Citation: Wang H, Jin J, Cui D, Wang X, Li Y, Liu Z and Yin T (2020) Cortico-Hippocampal Brain Connectivity-Guided Repetitive Transcranial Magnetic Stimulation Enhances Face-Cued Word-Based Associative Memory in the Short Term. Front. Hum. Neurosci. 14:541791. doi: 10.3389/fnhum.2020.541791

Received: 25 March 2020; Accepted: 25 September 2020;
Published: 30 October 2020.

Edited by:

Zhen Yuan, University of Macau, China

Reviewed by:

Pekcan Ungan, Hacettepe University, Turkey
Alejandro Delorenzi, University of Buenos Aires, Argentina

Copyright © 2020 Wang, Jin, Cui, Wang, Li, Liu and Yin. This is an open-access article distributed under the terms of the Creative Commons Attribution License (CC BY). The use, distribution or reproduction in other forums is permitted, provided the original author(s) and the copyright owner(s) are credited and that the original publication in this journal is cited, in accordance with accepted academic practice.

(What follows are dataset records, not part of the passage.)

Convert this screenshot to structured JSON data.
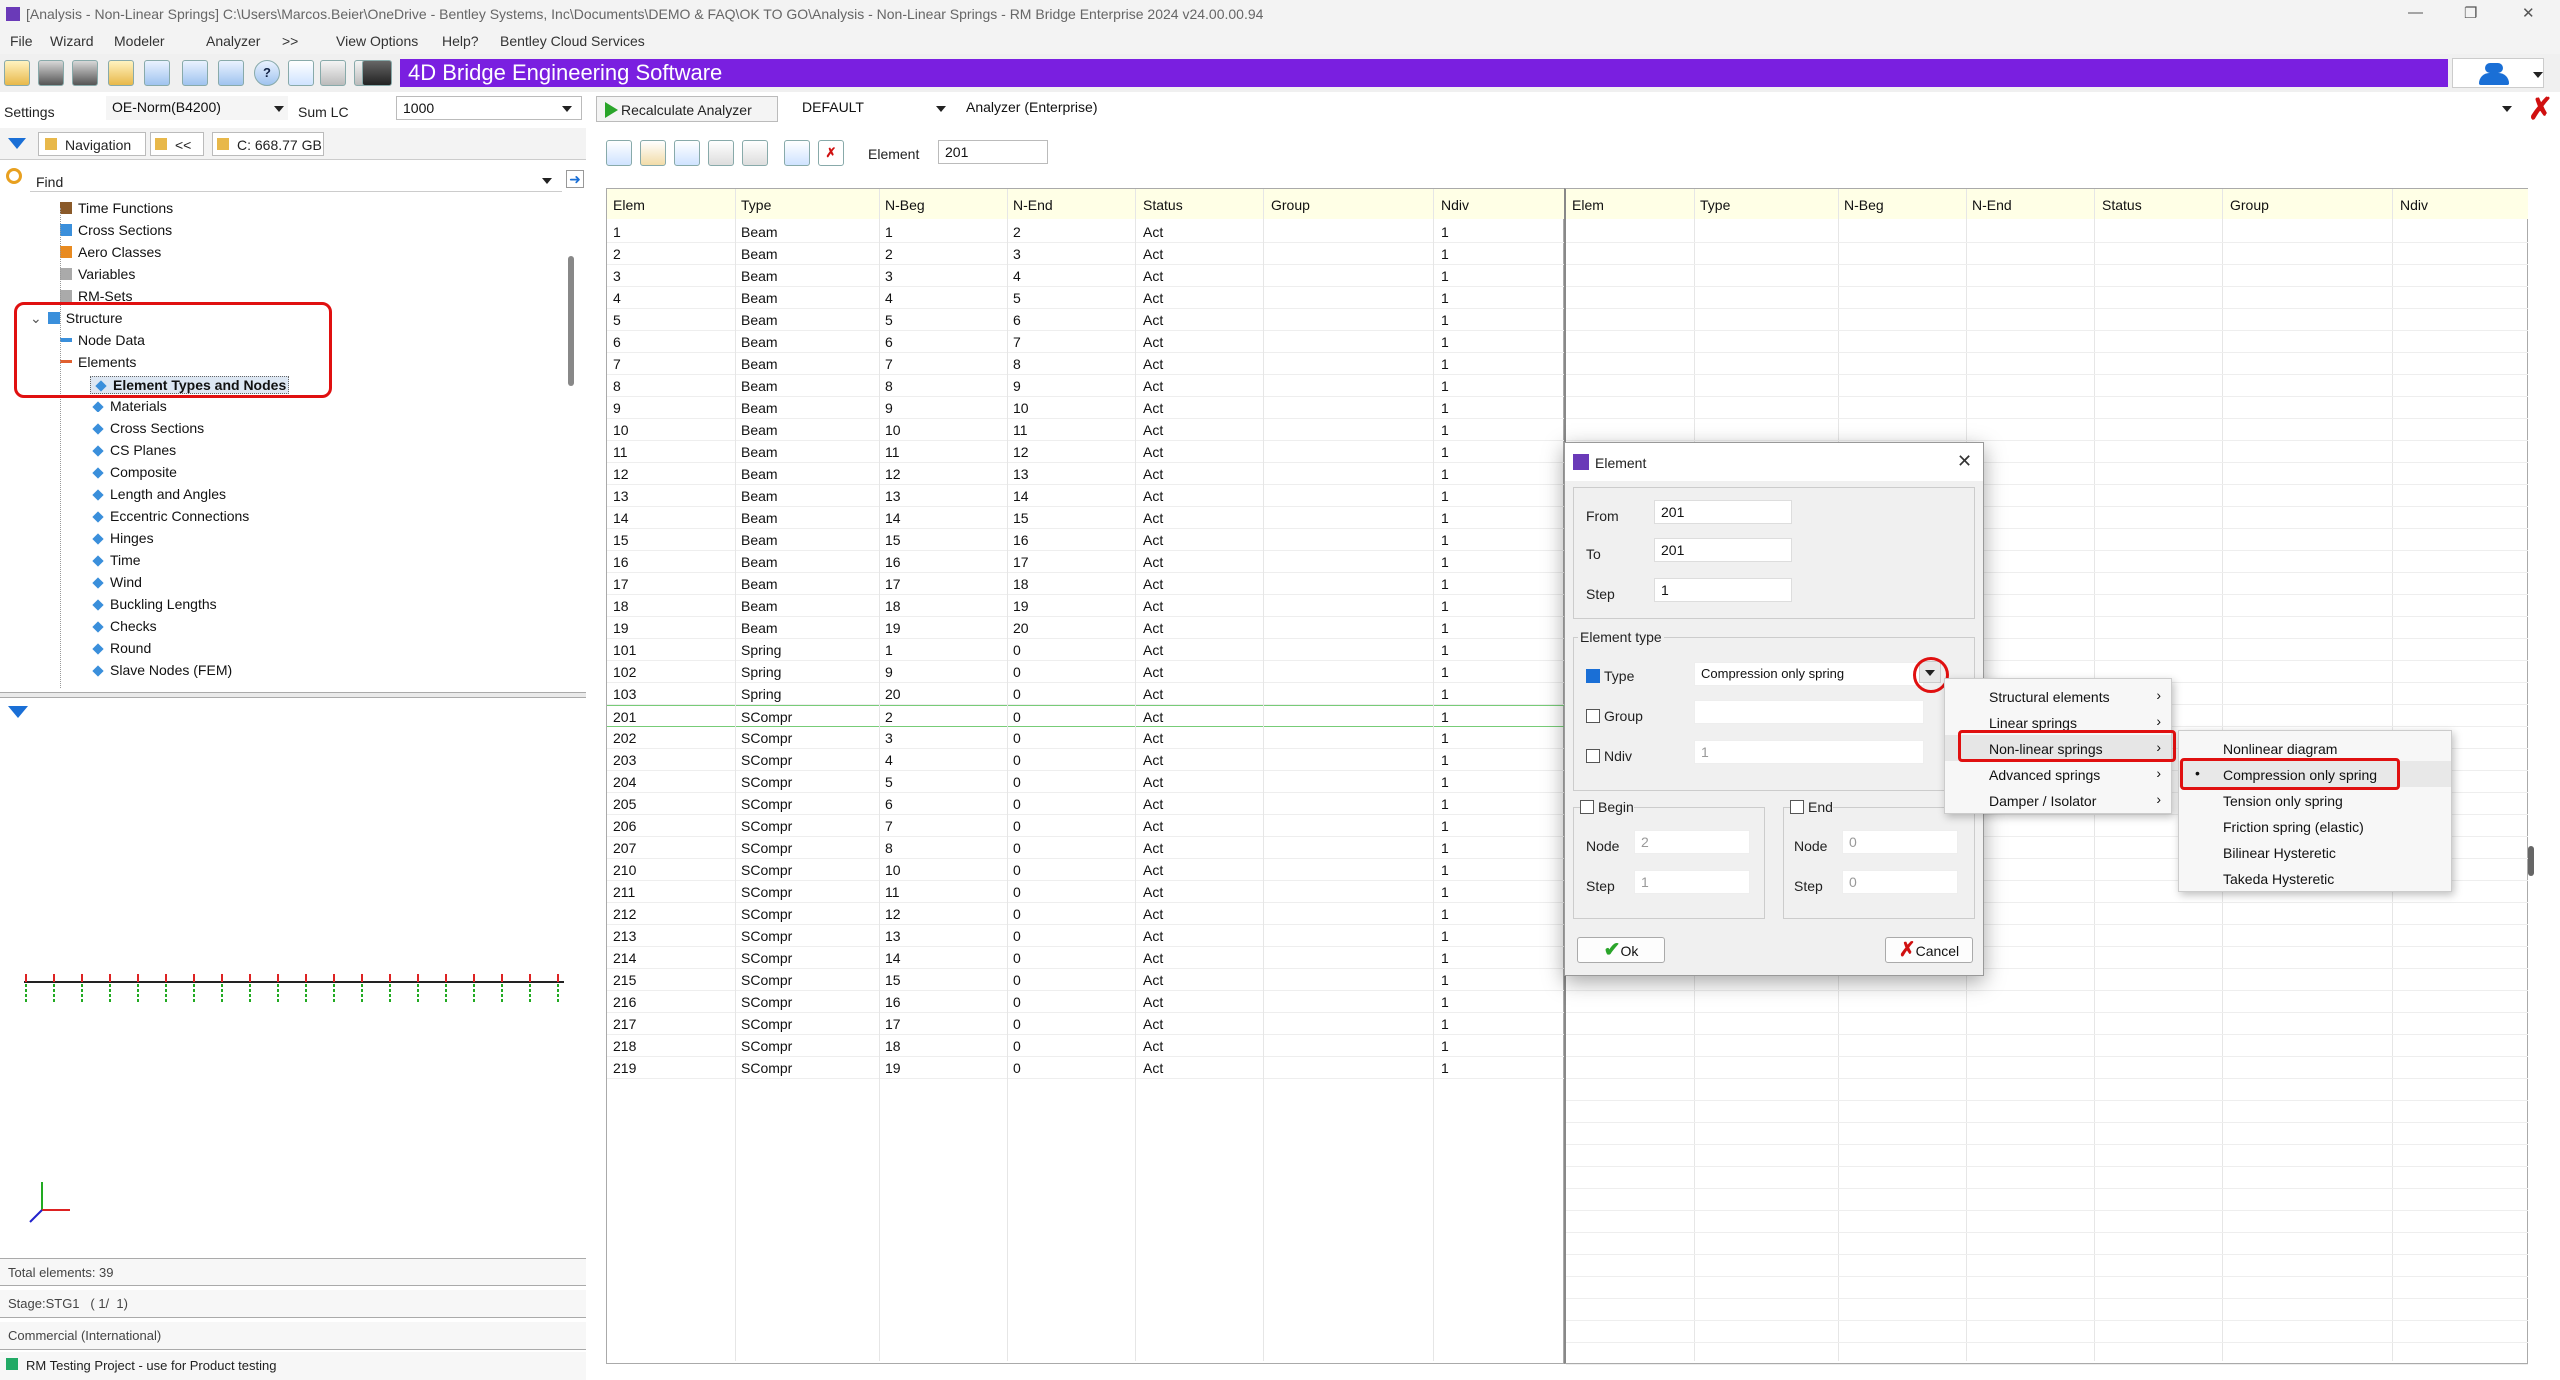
{
  "window": {
    "title": "[Analysis - Non-Linear Springs] C:\\Users\\Marcos.Beier\\OneDrive - Bentley Systems, Inc\\Documents\\DEMO & FAQ\\OK TO GO\\Analysis - Non-Linear Springs - RM Bridge Enterprise 2024 v24.00.00.94"
  },
  "menu": [
    "File",
    "Wizard",
    "Modeler",
    "Analyzer",
    ">>",
    "View Options",
    "Help?",
    "Bentley Cloud Services"
  ],
  "banner": "4D Bridge Engineering Software",
  "settings": {
    "label": "Settings",
    "norm": "OE-Norm(B4200)",
    "sumlc_label": "Sum LC",
    "sumlc_value": "1000"
  },
  "analyzer_bar": {
    "recalc": "Recalculate Analyzer",
    "preset": "DEFAULT",
    "mode": "Analyzer (Enterprise)"
  },
  "nav": {
    "label": "Navigation",
    "back": "<<",
    "disk": "C: 668.77 GB",
    "find": "Find"
  },
  "tree": [
    {
      "label": "Time Functions"
    },
    {
      "label": "Cross Sections"
    },
    {
      "label": "Aero Classes"
    },
    {
      "label": "Variables"
    },
    {
      "label": "RM-Sets"
    },
    {
      "label": "Structure"
    },
    {
      "label": "Node Data"
    },
    {
      "label": "Elements"
    },
    {
      "label": "Element Types and Nodes"
    },
    {
      "label": "Materials"
    },
    {
      "label": "Cross Sections"
    },
    {
      "label": "CS Planes"
    },
    {
      "label": "Composite"
    },
    {
      "label": "Length and Angles"
    },
    {
      "label": "Eccentric Connections"
    },
    {
      "label": "Hinges"
    },
    {
      "label": "Time"
    },
    {
      "label": "Wind"
    },
    {
      "label": "Buckling Lengths"
    },
    {
      "label": "Checks"
    },
    {
      "label": "Round"
    },
    {
      "label": "Slave Nodes (FEM)"
    }
  ],
  "status": {
    "total": "Total elements: 39",
    "stage": "Stage:STG1   ( 1/  1)",
    "license": "Commercial (International)",
    "project": "RM Testing Project - use for Product testing"
  },
  "element_field": {
    "label": "Element",
    "value": "201"
  },
  "table": {
    "headers": [
      "Elem",
      "Type",
      "N-Beg",
      "N-End",
      "Status",
      "Group",
      "Ndiv"
    ],
    "rows": [
      [
        "1",
        "Beam",
        "1",
        "2",
        "Act",
        "",
        "1"
      ],
      [
        "2",
        "Beam",
        "2",
        "3",
        "Act",
        "",
        "1"
      ],
      [
        "3",
        "Beam",
        "3",
        "4",
        "Act",
        "",
        "1"
      ],
      [
        "4",
        "Beam",
        "4",
        "5",
        "Act",
        "",
        "1"
      ],
      [
        "5",
        "Beam",
        "5",
        "6",
        "Act",
        "",
        "1"
      ],
      [
        "6",
        "Beam",
        "6",
        "7",
        "Act",
        "",
        "1"
      ],
      [
        "7",
        "Beam",
        "7",
        "8",
        "Act",
        "",
        "1"
      ],
      [
        "8",
        "Beam",
        "8",
        "9",
        "Act",
        "",
        "1"
      ],
      [
        "9",
        "Beam",
        "9",
        "10",
        "Act",
        "",
        "1"
      ],
      [
        "10",
        "Beam",
        "10",
        "11",
        "Act",
        "",
        "1"
      ],
      [
        "11",
        "Beam",
        "11",
        "12",
        "Act",
        "",
        "1"
      ],
      [
        "12",
        "Beam",
        "12",
        "13",
        "Act",
        "",
        "1"
      ],
      [
        "13",
        "Beam",
        "13",
        "14",
        "Act",
        "",
        "1"
      ],
      [
        "14",
        "Beam",
        "14",
        "15",
        "Act",
        "",
        "1"
      ],
      [
        "15",
        "Beam",
        "15",
        "16",
        "Act",
        "",
        "1"
      ],
      [
        "16",
        "Beam",
        "16",
        "17",
        "Act",
        "",
        "1"
      ],
      [
        "17",
        "Beam",
        "17",
        "18",
        "Act",
        "",
        "1"
      ],
      [
        "18",
        "Beam",
        "18",
        "19",
        "Act",
        "",
        "1"
      ],
      [
        "19",
        "Beam",
        "19",
        "20",
        "Act",
        "",
        "1"
      ],
      [
        "101",
        "Spring",
        "1",
        "0",
        "Act",
        "",
        "1"
      ],
      [
        "102",
        "Spring",
        "9",
        "0",
        "Act",
        "",
        "1"
      ],
      [
        "103",
        "Spring",
        "20",
        "0",
        "Act",
        "",
        "1"
      ],
      [
        "201",
        "SCompr",
        "2",
        "0",
        "Act",
        "",
        "1"
      ],
      [
        "202",
        "SCompr",
        "3",
        "0",
        "Act",
        "",
        "1"
      ],
      [
        "203",
        "SCompr",
        "4",
        "0",
        "Act",
        "",
        "1"
      ],
      [
        "204",
        "SCompr",
        "5",
        "0",
        "Act",
        "",
        "1"
      ],
      [
        "205",
        "SCompr",
        "6",
        "0",
        "Act",
        "",
        "1"
      ],
      [
        "206",
        "SCompr",
        "7",
        "0",
        "Act",
        "",
        "1"
      ],
      [
        "207",
        "SCompr",
        "8",
        "0",
        "Act",
        "",
        "1"
      ],
      [
        "210",
        "SCompr",
        "10",
        "0",
        "Act",
        "",
        "1"
      ],
      [
        "211",
        "SCompr",
        "11",
        "0",
        "Act",
        "",
        "1"
      ],
      [
        "212",
        "SCompr",
        "12",
        "0",
        "Act",
        "",
        "1"
      ],
      [
        "213",
        "SCompr",
        "13",
        "0",
        "Act",
        "",
        "1"
      ],
      [
        "214",
        "SCompr",
        "14",
        "0",
        "Act",
        "",
        "1"
      ],
      [
        "215",
        "SCompr",
        "15",
        "0",
        "Act",
        "",
        "1"
      ],
      [
        "216",
        "SCompr",
        "16",
        "0",
        "Act",
        "",
        "1"
      ],
      [
        "217",
        "SCompr",
        "17",
        "0",
        "Act",
        "",
        "1"
      ],
      [
        "218",
        "SCompr",
        "18",
        "0",
        "Act",
        "",
        "1"
      ],
      [
        "219",
        "SCompr",
        "19",
        "0",
        "Act",
        "",
        "1"
      ]
    ]
  },
  "dialog": {
    "title": "Element",
    "from_label": "From",
    "from_value": "201",
    "to_label": "To",
    "to_value": "201",
    "step_label": "Step",
    "step_value": "1",
    "element_type_label": "Element type",
    "type_label": "Type",
    "type_value": "Compression only spring",
    "group_label": "Group",
    "ndiv_label": "Ndiv",
    "ndiv_value": "1",
    "begin_label": "Begin",
    "begin_node_label": "Node",
    "begin_node_value": "2",
    "begin_step_label": "Step",
    "begin_step_value": "1",
    "end_label": "End",
    "end_node_label": "Node",
    "end_node_value": "0",
    "end_step_label": "Step",
    "end_step_value": "0",
    "ok": "Ok",
    "cancel": "Cancel"
  },
  "type_menu": [
    "Structural elements",
    "Linear springs",
    "Non-linear springs",
    "Advanced springs",
    "Damper / Isolator"
  ],
  "nonlinear_menu": [
    "Nonlinear diagram",
    "Compression only spring",
    "Tension only spring",
    "Friction spring (elastic)",
    "Bilinear Hysteretic",
    "Takeda Hysteretic"
  ],
  "colors": {
    "banner": "#7a1fe0",
    "highlight_box": "#e01010",
    "checkbox": "#1a6fd6"
  }
}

No use, distribution or reproduction is permitted which does not comply with these terms.

*Correspondence: Tao Yin, bme500@163.com; Zhipeng Liu, lzpeng67@163.com

These authors have contributed equally to this work and share first authorship